Geolocators weigh about four grams and record light intensity data that researchers use to estimate location. Using this information, Kira was able to determine the different migratory paths taken by both groups of the Swainson’s Thrush.
This video contains more information on geolocators, how researchers catch birds, and discusses a special type of migration called loop migration that Kira was able to document.
Not only do songbirds provide natural music, they are important for the ecosystem. If we continue to see declines in their populations, many other species will also suffer.
Kira’s findings have helped identify several locations that are important to the Swainson’s Thrush. “These guys are migrating huge distances, they’re tiny, they need to acquire all the resources they can when they stop. So its really important that these locations are conserved so they can acquire those resources to complete this migration.”
The following podcast contains more information on the importance of songbirds and their conservation.
Being able to understand the impact of migratory divides will help researchers gain insights into evolution. Now, Kira is trying to uncover “the genes that are associated with migration and migratory routes.”

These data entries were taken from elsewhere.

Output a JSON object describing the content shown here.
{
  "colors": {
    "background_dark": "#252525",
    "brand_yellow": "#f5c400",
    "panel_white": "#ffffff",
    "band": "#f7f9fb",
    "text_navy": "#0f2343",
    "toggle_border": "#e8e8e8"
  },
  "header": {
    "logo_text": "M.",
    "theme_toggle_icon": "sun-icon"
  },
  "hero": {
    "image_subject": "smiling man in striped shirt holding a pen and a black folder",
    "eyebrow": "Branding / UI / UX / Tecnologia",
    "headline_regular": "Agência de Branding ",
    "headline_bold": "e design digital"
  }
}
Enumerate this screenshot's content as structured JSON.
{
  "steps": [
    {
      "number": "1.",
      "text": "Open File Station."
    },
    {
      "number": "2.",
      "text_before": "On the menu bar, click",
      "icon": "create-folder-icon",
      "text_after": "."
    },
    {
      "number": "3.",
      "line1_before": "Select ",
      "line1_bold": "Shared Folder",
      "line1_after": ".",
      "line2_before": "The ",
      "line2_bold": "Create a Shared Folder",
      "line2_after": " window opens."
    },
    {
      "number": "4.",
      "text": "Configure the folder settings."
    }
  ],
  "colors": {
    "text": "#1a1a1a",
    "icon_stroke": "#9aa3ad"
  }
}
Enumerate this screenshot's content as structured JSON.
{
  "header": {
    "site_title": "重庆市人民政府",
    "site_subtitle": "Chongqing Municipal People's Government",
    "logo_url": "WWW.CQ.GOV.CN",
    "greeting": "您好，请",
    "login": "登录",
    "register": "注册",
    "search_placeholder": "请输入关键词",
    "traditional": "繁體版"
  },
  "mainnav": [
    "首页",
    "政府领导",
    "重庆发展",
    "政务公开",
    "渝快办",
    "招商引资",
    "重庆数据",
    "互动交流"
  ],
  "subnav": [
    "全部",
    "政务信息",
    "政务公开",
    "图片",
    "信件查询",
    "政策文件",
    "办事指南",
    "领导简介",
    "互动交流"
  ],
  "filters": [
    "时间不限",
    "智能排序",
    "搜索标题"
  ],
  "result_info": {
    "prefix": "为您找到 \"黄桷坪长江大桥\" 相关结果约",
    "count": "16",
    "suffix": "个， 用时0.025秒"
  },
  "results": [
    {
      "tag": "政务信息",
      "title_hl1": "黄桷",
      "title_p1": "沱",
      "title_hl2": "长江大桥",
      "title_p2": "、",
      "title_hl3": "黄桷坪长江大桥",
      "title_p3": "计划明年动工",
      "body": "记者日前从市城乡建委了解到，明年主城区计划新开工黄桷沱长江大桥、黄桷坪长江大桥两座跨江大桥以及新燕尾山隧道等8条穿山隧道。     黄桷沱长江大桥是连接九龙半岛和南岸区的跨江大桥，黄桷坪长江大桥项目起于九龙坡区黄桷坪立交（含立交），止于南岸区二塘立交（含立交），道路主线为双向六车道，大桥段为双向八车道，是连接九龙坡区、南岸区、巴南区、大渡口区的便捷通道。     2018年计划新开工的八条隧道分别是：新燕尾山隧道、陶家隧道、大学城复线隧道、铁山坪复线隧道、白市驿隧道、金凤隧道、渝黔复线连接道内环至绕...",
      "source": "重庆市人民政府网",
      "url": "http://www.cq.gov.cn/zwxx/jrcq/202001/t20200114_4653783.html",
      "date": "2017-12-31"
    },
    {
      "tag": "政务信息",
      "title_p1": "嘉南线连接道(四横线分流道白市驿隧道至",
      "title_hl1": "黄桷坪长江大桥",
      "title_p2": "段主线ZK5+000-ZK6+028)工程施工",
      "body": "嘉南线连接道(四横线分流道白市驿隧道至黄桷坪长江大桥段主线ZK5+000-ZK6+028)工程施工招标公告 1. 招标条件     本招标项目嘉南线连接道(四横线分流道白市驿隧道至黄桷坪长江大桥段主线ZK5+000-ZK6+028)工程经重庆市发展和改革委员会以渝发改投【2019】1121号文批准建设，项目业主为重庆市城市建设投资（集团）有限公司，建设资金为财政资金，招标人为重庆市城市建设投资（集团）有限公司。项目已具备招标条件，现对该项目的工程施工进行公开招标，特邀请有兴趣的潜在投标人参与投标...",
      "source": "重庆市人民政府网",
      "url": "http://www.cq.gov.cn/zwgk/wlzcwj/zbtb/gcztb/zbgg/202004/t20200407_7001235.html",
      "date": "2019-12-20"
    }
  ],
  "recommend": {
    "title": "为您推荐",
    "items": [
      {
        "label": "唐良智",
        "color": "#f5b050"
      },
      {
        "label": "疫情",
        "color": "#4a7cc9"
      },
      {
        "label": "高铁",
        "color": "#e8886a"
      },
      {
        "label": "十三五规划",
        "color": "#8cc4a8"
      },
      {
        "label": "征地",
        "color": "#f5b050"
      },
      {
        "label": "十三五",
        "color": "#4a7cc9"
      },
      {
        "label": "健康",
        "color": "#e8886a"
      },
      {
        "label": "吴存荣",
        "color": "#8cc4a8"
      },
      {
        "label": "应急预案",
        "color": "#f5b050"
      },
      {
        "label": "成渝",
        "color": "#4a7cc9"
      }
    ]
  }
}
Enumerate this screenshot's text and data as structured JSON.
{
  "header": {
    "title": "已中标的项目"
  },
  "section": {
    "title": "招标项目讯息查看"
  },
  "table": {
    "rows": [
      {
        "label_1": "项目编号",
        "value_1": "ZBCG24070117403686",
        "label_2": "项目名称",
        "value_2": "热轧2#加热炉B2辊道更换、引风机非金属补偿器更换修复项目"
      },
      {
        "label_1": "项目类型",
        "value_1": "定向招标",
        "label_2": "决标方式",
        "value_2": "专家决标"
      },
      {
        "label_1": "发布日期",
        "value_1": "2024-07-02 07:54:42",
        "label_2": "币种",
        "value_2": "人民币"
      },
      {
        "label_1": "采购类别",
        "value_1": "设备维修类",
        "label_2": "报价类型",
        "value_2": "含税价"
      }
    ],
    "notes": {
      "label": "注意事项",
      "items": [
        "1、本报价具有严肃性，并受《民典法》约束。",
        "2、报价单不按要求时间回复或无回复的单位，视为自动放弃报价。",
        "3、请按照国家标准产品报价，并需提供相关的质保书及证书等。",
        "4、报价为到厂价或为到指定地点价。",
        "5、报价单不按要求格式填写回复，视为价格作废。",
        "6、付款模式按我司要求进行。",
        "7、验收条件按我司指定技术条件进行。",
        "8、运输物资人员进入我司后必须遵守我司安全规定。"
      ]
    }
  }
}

Light-level geolocators are smaller than a quarter, yet are poised to help solve a mystery as large as the Earth itself. It stands as a testament to the power of science; its ability to use something so small to help understand something so big.
By Morgan Haines, Qianhui Sun, and Nitish Khosla
Delmore, K. E., Fox, J. W., & Irwin, D. E. (2012). Dramatic intraspecific differences in migratory routes, stopover sites and wintering areas, revealed using light-level geolocators.Proceedings. Biological Sciences / the Royal Society,279(1747), 4582.